And if you’re hungry, there are a lot of good options around. Herbivore is a really cool vegan bistro; they have a buffet style layout and charge you by the weight. If you want traditional Czech food and a seat outside during the summer, Hostinec na Výtoni offers delicious goulash, schnitzel, and svíčková. Cafe Terapie is a quaint little café-bistro with quality wine, coffee, and light meals. If you’re up for dessert after, Puro Gelato is right around the corner.

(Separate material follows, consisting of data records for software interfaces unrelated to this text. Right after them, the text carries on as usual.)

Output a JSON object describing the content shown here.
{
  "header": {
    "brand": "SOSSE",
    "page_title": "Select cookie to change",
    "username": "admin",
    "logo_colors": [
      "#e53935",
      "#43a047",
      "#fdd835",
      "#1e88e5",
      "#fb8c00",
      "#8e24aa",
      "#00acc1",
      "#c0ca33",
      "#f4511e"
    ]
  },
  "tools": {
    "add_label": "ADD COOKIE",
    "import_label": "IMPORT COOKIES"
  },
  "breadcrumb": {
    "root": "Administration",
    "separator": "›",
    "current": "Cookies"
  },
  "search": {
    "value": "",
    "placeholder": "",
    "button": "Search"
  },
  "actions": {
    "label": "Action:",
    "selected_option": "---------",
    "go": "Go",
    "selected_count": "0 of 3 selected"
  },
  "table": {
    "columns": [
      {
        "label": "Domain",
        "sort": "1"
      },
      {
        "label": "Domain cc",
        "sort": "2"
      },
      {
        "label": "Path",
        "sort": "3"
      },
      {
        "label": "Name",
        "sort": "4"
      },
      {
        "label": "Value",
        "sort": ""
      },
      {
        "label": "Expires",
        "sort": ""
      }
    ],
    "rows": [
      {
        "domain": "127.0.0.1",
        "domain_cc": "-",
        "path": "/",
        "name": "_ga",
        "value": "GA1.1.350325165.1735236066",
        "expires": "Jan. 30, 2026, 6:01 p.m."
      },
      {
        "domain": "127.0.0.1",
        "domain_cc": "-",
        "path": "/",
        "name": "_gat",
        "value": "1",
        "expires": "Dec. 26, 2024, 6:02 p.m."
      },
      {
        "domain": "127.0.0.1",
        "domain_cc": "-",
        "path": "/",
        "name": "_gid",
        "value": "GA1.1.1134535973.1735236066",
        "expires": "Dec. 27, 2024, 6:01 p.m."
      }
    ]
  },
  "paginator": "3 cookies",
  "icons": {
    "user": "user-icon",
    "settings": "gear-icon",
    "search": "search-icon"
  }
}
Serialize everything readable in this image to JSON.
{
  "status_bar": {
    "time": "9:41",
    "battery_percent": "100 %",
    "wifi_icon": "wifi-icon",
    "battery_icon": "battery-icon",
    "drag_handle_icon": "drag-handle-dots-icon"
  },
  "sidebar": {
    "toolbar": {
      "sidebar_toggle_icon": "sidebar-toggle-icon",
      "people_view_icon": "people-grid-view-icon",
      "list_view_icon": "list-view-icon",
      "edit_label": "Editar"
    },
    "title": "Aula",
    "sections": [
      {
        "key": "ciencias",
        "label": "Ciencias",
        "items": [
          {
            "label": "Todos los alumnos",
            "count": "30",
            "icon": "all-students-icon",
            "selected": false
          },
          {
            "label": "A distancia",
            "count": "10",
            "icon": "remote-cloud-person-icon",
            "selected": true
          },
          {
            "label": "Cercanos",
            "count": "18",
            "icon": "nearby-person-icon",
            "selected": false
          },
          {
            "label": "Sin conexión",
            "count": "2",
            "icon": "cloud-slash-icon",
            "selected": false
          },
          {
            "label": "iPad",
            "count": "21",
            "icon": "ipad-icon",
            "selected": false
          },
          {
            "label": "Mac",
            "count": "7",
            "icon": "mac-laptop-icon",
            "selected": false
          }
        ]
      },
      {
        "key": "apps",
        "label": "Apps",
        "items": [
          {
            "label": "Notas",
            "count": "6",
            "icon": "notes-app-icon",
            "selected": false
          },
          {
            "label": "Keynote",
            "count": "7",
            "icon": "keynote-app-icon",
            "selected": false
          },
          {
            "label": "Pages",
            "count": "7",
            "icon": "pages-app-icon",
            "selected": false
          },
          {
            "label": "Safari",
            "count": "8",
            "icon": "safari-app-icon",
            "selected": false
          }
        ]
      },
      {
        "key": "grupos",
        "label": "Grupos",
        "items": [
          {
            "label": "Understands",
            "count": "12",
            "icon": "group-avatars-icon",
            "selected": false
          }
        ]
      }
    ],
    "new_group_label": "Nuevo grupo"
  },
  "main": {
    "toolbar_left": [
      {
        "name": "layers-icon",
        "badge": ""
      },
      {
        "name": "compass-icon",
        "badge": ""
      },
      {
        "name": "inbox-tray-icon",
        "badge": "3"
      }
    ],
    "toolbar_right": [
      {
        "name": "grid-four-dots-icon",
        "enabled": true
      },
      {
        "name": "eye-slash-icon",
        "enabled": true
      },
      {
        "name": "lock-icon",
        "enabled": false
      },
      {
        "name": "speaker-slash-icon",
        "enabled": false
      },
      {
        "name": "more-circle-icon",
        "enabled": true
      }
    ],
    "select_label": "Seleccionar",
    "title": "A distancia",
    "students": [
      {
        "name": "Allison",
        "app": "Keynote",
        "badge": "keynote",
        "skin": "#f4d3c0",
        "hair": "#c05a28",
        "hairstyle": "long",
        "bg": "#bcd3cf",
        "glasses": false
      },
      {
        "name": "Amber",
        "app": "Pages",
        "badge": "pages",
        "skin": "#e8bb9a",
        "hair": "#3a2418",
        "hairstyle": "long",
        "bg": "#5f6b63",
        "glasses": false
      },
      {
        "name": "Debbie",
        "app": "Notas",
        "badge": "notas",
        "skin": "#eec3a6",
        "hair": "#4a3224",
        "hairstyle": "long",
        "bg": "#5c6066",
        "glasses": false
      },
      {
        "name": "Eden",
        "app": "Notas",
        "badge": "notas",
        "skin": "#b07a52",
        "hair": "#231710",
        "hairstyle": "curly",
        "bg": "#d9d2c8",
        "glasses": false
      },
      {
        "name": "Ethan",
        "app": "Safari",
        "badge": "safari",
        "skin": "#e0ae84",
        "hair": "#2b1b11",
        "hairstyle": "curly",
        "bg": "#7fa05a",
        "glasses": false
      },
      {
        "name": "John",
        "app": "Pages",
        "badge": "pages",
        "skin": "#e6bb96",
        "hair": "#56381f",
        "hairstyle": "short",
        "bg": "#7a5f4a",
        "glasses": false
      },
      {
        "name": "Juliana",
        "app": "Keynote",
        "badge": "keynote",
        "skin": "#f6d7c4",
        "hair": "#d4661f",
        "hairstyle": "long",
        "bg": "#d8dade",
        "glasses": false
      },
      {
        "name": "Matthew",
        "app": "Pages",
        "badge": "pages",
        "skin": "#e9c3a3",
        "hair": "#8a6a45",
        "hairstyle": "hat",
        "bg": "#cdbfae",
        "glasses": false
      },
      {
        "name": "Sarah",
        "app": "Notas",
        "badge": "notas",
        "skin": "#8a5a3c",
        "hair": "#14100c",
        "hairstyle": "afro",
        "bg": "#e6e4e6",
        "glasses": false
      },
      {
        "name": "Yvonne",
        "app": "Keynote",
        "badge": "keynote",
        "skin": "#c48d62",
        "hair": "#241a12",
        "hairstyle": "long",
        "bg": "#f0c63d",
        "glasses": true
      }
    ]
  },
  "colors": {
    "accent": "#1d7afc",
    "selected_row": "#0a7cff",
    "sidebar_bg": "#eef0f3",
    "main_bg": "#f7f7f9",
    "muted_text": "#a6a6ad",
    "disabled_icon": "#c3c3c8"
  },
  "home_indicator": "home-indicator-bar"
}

Bořivojova street is located in the neighborhood of Žižkov. Although slightly run down, this neighborhood definitely has its redeeming qualities: it is said to have to the most bars per capita in all of Europe. That being said, there are lots of local and authentic bars around, so feel free to stumble in and bullshit with the locals. Otherwise don’t miss Bukowski’s with an excellent variety of cocktails; Malkovich Bar, a cozier cocktail bar with a retro vibe; Bohužel Bar for punks and friends of punks; WOODOo Pub for all things foosball. And if you want to be active while having drinks, Boulder V Síti is a bar with several rooms of climbing walls. For a taste of the local gallery scene, make a stop at Hunt Kastner, showcasing up-and-coming artists of the Czech contemporary art scene.
Located in the hip neighborhood of Letná, Veverkova Street has become a hub for young creatives. This street offers a bunch of small, authentic, fun shops and cafes. Page Five is a must if you want to find well-designed books, magazines, and posters. Across from Page Five is Bistro 8. Stop by for the cozy atmosphere and amazing brunch. Right next to that is Garage, a unique combination of a sneakers and records and vintage hi-fi equipment. If you’re looking for vintage clothing, right next to Bistro 8 is Recycle with Love, a vintage shop with an amazing selection of unique, upcycled pieces.
Noteworthy places close to Veverkova:
Krymská Street, located in the up-and-coming neighborhood of Vršovice, has been on the map ever since the New York Times called it one its “Favorite European Streets.” The street itself may have a slightly run-down, funky feel to it, but don’t let the grittiness get in the way of exploring this artsy neighborhood. If you’re into indie music and mismatched retro furniture, cafe V lese might just be the perfect café-bar for you. For queers and their friends, stop by Patra, a community space and bar run by the Mezipatra Queer Film Festival. As for restaurants Jam & Co does Asian fusion right, whereas Plevel is one of the only places in Prague where you can have vegan goulash.
Noteworthy places close to Krymská:
Café Sladkovsky is another hot spot with local intellectuals and bohemians enjoying a cold beer and a nicely rolled cigarette. If you’re looking for nightclub options, Ankali is newest on the scene with an underground Berlin club vibe. Klub Pilotů is also not to be missed: it’s an independent movie theater from the 1930s with a recently added lively café-bar next door.
By Donna Mo